What is being asked:
Nothing may be changed. Give the entries below again exactly.

The data:
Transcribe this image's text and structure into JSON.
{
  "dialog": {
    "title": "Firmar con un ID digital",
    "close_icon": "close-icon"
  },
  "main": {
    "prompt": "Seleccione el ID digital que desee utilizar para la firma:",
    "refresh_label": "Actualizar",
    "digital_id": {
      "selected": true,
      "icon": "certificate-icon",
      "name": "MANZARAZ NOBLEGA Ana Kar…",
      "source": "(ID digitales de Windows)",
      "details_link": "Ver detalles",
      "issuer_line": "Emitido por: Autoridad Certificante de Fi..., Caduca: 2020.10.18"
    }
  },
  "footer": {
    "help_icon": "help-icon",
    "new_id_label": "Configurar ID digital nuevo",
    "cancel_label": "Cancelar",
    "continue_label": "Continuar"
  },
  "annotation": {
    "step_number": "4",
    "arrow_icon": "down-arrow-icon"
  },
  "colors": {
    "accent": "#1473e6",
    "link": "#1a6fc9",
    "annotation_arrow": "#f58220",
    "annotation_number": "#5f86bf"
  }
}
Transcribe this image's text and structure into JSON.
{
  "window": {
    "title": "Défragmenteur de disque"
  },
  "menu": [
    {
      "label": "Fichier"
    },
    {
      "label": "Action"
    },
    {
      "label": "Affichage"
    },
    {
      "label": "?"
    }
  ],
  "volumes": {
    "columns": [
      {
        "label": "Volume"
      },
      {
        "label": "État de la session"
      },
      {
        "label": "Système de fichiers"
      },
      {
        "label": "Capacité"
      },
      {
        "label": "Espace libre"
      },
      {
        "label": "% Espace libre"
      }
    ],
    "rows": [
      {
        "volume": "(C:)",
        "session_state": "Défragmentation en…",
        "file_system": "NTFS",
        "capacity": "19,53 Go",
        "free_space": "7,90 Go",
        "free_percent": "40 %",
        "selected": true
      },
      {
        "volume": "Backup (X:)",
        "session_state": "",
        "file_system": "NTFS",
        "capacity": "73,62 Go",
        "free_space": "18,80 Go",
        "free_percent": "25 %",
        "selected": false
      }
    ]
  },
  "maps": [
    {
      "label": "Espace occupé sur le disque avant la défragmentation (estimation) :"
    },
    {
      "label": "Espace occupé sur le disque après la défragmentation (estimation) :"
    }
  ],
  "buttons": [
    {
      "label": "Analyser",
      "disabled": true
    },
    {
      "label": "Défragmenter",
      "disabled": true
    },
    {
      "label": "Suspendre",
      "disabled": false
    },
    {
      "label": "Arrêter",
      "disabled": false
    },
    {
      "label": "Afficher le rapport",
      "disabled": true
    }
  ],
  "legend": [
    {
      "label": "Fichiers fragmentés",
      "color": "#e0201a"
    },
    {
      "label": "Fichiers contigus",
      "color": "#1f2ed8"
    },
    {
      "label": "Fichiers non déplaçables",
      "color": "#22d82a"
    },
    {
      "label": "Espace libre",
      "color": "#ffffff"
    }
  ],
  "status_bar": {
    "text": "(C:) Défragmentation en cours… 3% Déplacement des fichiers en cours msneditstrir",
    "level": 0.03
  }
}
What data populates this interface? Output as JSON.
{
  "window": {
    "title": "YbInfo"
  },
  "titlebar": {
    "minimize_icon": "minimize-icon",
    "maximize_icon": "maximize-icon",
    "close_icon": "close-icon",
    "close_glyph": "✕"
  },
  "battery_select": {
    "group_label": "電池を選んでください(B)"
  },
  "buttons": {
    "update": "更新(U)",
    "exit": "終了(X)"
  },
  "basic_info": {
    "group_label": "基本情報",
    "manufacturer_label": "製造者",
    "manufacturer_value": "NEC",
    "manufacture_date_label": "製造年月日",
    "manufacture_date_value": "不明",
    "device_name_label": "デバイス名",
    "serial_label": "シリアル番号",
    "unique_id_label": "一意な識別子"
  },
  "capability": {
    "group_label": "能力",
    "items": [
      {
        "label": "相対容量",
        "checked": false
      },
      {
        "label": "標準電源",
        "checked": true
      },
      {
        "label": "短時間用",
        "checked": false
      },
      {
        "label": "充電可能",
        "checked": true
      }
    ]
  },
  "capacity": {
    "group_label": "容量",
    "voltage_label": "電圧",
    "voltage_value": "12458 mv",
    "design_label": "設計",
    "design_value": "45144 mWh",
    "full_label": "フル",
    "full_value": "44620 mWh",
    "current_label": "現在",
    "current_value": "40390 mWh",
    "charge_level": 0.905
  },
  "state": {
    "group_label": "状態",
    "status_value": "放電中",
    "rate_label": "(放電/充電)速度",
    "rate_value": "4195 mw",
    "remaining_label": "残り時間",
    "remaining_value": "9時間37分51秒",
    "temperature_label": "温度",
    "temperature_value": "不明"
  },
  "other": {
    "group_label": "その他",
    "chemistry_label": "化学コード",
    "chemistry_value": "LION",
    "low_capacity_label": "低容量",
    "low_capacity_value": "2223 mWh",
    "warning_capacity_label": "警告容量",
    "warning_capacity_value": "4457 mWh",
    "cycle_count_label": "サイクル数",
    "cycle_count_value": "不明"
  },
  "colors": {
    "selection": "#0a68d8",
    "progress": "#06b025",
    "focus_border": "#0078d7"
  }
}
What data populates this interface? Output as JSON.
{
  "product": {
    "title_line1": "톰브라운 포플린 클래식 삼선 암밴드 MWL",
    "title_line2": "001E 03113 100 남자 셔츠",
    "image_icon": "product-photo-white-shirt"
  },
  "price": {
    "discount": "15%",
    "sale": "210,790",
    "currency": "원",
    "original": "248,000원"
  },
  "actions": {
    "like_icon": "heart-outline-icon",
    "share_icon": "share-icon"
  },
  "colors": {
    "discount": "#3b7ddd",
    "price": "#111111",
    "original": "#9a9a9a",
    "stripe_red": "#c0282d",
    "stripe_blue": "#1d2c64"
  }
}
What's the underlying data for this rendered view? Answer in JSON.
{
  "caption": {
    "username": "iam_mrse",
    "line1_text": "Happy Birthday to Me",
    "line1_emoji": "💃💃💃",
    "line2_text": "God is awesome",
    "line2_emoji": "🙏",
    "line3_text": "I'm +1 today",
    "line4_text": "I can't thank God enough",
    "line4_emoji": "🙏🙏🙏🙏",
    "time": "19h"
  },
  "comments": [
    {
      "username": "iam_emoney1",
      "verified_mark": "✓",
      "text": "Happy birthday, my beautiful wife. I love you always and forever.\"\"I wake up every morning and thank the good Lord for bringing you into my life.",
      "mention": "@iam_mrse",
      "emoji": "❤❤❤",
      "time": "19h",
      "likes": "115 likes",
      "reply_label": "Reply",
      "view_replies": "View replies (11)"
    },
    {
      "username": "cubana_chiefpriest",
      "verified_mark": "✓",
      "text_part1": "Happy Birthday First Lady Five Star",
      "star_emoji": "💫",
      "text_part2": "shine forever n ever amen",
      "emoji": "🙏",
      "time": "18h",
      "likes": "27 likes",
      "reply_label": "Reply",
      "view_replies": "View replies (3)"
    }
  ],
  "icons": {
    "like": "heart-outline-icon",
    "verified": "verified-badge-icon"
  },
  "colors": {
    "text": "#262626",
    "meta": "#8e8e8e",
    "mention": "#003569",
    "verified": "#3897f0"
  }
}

Output:
Transcribe this image's text and structure into JSON.
{
  "dialog": {
    "title": "Firmar con un ID digital",
    "close_icon": "close-icon"
  },
  "main": {
    "prompt": "Seleccione el ID digital que desee utilizar para la firma:",
    "refresh_label": "Actualizar",
    "digital_id": {
      "selected": true,
      "icon": "certificate-icon",
      "name": "MANZARAZ NOBLEGA Ana Kar…",
      "source": "(ID digitales de Windows)",
      "details_link": "Ver detalles",
      "issuer_line": "Emitido por: Autoridad Certificante de Fi..., Caduca: 2020.10.18"
    }
  },
  "footer": {
    "help_icon": "help-icon",
    "new_id_label": "Configurar ID digital nuevo",
    "cancel_label": "Cancelar",
    "continue_label": "Continuar"
  },
  "annotation": {
    "step_number": "4",
    "arrow_icon": "down-arrow-icon"
  },
  "colors": {
    "accent": "#1473e6",
    "link": "#1a6fc9",
    "annotation_arrow": "#f58220",
    "annotation_number": "#5f86bf"
  }
}
Transcribe this image's text and structure into JSON.
{
  "window": {
    "title": "Défragmenteur de disque"
  },
  "menu": [
    {
      "label": "Fichier"
    },
    {
      "label": "Action"
    },
    {
      "label": "Affichage"
    },
    {
      "label": "?"
    }
  ],
  "volumes": {
    "columns": [
      {
        "label": "Volume"
      },
      {
        "label": "État de la session"
      },
      {
        "label": "Système de fichiers"
      },
      {
        "label": "Capacité"
      },
      {
        "label": "Espace libre"
      },
      {
        "label": "% Espace libre"
      }
    ],
    "rows": [
      {
        "volume": "(C:)",
        "session_state": "Défragmentation en…",
        "file_system": "NTFS",
        "capacity": "19,53 Go",
        "free_space": "7,90 Go",
        "free_percent": "40 %",
        "selected": true
      },
      {
        "volume": "Backup (X:)",
        "session_state": "",
        "file_system": "NTFS",
        "capacity": "73,62 Go",
        "free_space": "18,80 Go",
        "free_percent": "25 %",
        "selected": false
      }
    ]
  },
  "maps": [
    {
      "label": "Espace occupé sur le disque avant la défragmentation (estimation) :"
    },
    {
      "label": "Espace occupé sur le disque après la défragmentation (estimation) :"
    }
  ],
  "buttons": [
    {
      "label": "Analyser",
      "disabled": true
    },
    {
      "label": "Défragmenter",
      "disabled": true
    },
    {
      "label": "Suspendre",
      "disabled": false
    },
    {
      "label": "Arrêter",
      "disabled": false
    },
    {
      "label": "Afficher le rapport",
      "disabled": true
    }
  ],
  "legend": [
    {
      "label": "Fichiers fragmentés",
      "color": "#e0201a"
    },
    {
      "label": "Fichiers contigus",
      "color": "#1f2ed8"
    },
    {
      "label": "Fichiers non déplaçables",
      "color": "#22d82a"
    },
    {
      "label": "Espace libre",
      "color": "#ffffff"
    }
  ],
  "status_bar": {
    "text": "(C:) Défragmentation en cours… 3% Déplacement des fichiers en cours msneditstrir",
    "level": 0.03
  }
}
What data populates this interface? Output as JSON.
{
  "window": {
    "title": "YbInfo"
  },
  "titlebar": {
    "minimize_icon": "minimize-icon",
    "maximize_icon": "maximize-icon",
    "close_icon": "close-icon",
    "close_glyph": "✕"
  },
  "battery_select": {
    "group_label": "電池を選んでください(B)"
  },
  "buttons": {
    "update": "更新(U)",
    "exit": "終了(X)"
  },
  "basic_info": {
    "group_label": "基本情報",
    "manufacturer_label": "製造者",
    "manufacturer_value": "NEC",
    "manufacture_date_label": "製造年月日",
    "manufacture_date_value": "不明",
    "device_name_label": "デバイス名",
    "serial_label": "シリアル番号",
    "unique_id_label": "一意な識別子"
  },
  "capability": {
    "group_label": "能力",
    "items": [
      {
        "label": "相対容量",
        "checked": false
      },
      {
        "label": "標準電源",
        "checked": true
      },
      {
        "label": "短時間用",
        "checked": false
      },
      {
        "label": "充電可能",
        "checked": true
      }
    ]
  },
  "capacity": {
    "group_label": "容量",
    "voltage_label": "電圧",
    "voltage_value": "12458 mv",
    "design_label": "設計",
    "design_value": "45144 mWh",
    "full_label": "フル",
    "full_value": "44620 mWh",
    "current_label": "現在",
    "current_value": "40390 mWh",
    "charge_level": 0.905
  },
  "state": {
    "group_label": "状態",
    "status_value": "放電中",
    "rate_label": "(放電/充電)速度",
    "rate_value": "4195 mw",
    "remaining_label": "残り時間",
    "remaining_value": "9時間37分51秒",
    "temperature_label": "温度",
    "temperature_value": "不明"
  },
  "other": {
    "group_label": "その他",
    "chemistry_label": "化学コード",
    "chemistry_value": "LION",
    "low_capacity_label": "低容量",
    "low_capacity_value": "2223 mWh",
    "warning_capacity_label": "警告容量",
    "warning_capacity_value": "4457 mWh",
    "cycle_count_label": "サイクル数",
    "cycle_count_value": "不明"
  },
  "colors": {
    "selection": "#0a68d8",
    "progress": "#06b025",
    "focus_border": "#0078d7"
  }
}
What data populates this interface? Output as JSON.
{
  "product": {
    "title_line1": "톰브라운 포플린 클래식 삼선 암밴드 MWL",
    "title_line2": "001E 03113 100 남자 셔츠",
    "image_icon": "product-photo-white-shirt"
  },
  "price": {
    "discount": "15%",
    "sale": "210,790",
    "currency": "원",
    "original": "248,000원"
  },
  "actions": {
    "like_icon": "heart-outline-icon",
    "share_icon": "share-icon"
  },
  "colors": {
    "discount": "#3b7ddd",
    "price": "#111111",
    "original": "#9a9a9a",
    "stripe_red": "#c0282d",
    "stripe_blue": "#1d2c64"
  }
}
What's the underlying data for this rendered view? Answer in JSON.
{
  "caption": {
    "username": "iam_mrse",
    "line1_text": "Happy Birthday to Me",
    "line1_emoji": "💃💃💃",
    "line2_text": "God is awesome",
    "line2_emoji": "🙏",
    "line3_text": "I'm +1 today",
    "line4_text": "I can't thank God enough",
    "line4_emoji": "🙏🙏🙏🙏",
    "time": "19h"
  },
  "comments": [
    {
      "username": "iam_emoney1",
      "verified_mark": "✓",
      "text": "Happy birthday, my beautiful wife. I love you always and forever.\"\"I wake up every morning and thank the good Lord for bringing you into my life.",
      "mention": "@iam_mrse",
      "emoji": "❤❤❤",
      "time": "19h",
      "likes": "115 likes",
      "reply_label": "Reply",
      "view_replies": "View replies (11)"
    },
    {
      "username": "cubana_chiefpriest",
      "verified_mark": "✓",
      "text_part1": "Happy Birthday First Lady Five Star",
      "star_emoji": "💫",
      "text_part2": "shine forever n ever amen",
      "emoji": "🙏",
      "time": "18h",
      "likes": "27 likes",
      "reply_label": "Reply",
      "view_replies": "View replies (3)"
    }
  ],
  "icons": {
    "like": "heart-outline-icon",
    "verified": "verified-badge-icon"
  },
  "colors": {
    "text": "#262626",
    "meta": "#8e8e8e",
    "mention": "#003569",
    "verified": "#3897f0"
  }
}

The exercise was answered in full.